Whether gardening in a large space or a small patio, there are some elements to consider if you want to be able to call it a Feng Shui garden. Size does not matter, but intention and layout does. Before starting, it is important you determine the overall feeling or theme you want to express. Do you want to use the garden for quiet-time? Do you want to amble through your flowers to get inspired? Is it your intention to create an outdoor space where friends and family can gather? Do you want the area to be kid-friendly? Even if your gardening efforts are confined to a very small spot on the deck, think about what you want to create. Fairy gardens are intended to be small but that doesn’t make them less engaging.

Here are some additional elements to consider whether you’re designing a large back-yard or a small pot.

1. Water. In line with the concept of wind and water, having water in a garden is a natural. If a pond doesn’t seem like the right fit or feels like it would be too much work, a fountain could be integrated into your garden.   A bird-bath is also an option. Japanese gardens use rocks to give the illusion of water. If having water of any kind is out of the question, then a dry bed may be the right answer.

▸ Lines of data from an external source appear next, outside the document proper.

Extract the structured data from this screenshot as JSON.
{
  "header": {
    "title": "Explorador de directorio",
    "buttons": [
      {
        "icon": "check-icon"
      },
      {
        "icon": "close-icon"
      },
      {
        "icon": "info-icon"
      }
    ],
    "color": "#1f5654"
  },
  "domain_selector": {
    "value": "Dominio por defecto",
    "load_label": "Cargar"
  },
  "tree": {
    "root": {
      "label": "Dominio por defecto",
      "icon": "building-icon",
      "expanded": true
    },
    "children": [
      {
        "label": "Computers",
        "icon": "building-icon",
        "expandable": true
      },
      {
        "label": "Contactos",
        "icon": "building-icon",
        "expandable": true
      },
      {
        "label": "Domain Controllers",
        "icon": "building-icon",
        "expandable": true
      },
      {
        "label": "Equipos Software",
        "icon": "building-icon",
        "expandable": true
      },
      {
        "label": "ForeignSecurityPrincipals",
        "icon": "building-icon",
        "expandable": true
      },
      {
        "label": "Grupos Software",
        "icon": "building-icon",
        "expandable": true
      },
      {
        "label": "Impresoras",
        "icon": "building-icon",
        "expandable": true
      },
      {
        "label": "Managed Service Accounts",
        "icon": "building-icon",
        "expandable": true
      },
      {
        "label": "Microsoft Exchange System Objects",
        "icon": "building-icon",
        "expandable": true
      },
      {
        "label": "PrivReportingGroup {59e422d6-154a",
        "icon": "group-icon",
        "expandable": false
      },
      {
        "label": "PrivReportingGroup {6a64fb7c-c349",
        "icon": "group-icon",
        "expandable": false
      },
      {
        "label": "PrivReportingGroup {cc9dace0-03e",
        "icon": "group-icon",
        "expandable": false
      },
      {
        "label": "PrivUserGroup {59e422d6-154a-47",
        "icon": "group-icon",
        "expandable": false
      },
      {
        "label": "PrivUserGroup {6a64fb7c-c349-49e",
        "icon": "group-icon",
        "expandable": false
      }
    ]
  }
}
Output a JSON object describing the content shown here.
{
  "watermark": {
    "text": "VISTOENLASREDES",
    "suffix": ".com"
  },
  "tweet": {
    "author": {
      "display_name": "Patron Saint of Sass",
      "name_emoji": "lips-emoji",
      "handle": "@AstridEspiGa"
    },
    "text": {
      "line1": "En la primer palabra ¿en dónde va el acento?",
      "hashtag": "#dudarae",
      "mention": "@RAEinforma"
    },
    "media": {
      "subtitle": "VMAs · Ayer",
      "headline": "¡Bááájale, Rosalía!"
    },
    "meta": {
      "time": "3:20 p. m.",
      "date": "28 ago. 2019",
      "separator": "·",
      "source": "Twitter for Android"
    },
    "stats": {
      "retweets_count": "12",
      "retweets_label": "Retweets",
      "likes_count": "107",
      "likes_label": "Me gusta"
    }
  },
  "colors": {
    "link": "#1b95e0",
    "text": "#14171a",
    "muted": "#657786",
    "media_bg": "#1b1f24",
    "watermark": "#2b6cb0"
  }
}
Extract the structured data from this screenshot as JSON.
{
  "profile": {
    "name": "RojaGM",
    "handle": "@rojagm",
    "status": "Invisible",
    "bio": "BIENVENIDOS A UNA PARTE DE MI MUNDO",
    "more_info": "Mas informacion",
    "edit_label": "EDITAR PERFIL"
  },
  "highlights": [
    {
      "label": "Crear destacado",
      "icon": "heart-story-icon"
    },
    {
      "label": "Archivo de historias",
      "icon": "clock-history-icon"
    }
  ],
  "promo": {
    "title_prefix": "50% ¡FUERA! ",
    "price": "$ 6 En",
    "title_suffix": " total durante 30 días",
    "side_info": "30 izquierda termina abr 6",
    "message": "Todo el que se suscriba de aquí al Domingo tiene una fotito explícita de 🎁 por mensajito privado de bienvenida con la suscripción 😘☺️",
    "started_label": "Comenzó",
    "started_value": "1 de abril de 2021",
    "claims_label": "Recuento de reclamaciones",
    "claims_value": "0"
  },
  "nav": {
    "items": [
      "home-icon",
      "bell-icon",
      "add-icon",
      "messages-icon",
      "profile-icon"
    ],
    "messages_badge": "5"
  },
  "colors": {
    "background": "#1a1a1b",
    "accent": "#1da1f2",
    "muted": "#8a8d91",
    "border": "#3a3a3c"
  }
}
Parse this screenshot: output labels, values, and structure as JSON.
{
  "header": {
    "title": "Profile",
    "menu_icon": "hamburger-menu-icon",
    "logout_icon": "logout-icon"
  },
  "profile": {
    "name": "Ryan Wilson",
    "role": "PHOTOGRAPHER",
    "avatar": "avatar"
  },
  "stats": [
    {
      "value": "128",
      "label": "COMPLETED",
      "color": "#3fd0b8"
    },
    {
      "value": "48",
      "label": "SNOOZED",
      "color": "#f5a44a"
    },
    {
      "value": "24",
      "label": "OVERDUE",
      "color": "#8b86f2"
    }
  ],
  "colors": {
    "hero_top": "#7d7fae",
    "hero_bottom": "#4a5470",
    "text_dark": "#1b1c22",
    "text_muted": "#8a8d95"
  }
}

2. Place to sit. This doesn’t have to be complicated—-a rock or tree stump could provide this element. Of course a bench or hammock would also work.  The point of having a place to sit is so you can absorb the energy of the garden, relish the view and assess the next leg of the journey.

3. Curvy Path. In your Feng Shui garden you should provide an effortless and uncomplicated direction of where to go. A path of flagstones, chips, or round pavers will work as will a foot-worn path where others have walked before. Making it curvy implies a slower pace where ambling and lingering are appropriate. If you garden is small making it difficult to walk through, you still create a path that the eye will follow.

4. Ornamentals. The way to personalize and create a unique garden is with your ornamentals. Although this can easily move into the arena of clutter, a few carefully positioned objects around the garden will offer variety and interest.

These photos are all from our garden. Its exquisite beauty and strength come solely from the labor of my husband Tom who is a master gardener. Needless to say, sitting in this garden has provided us hours of enjoyment and healing, which were the intentions with which he guided this project.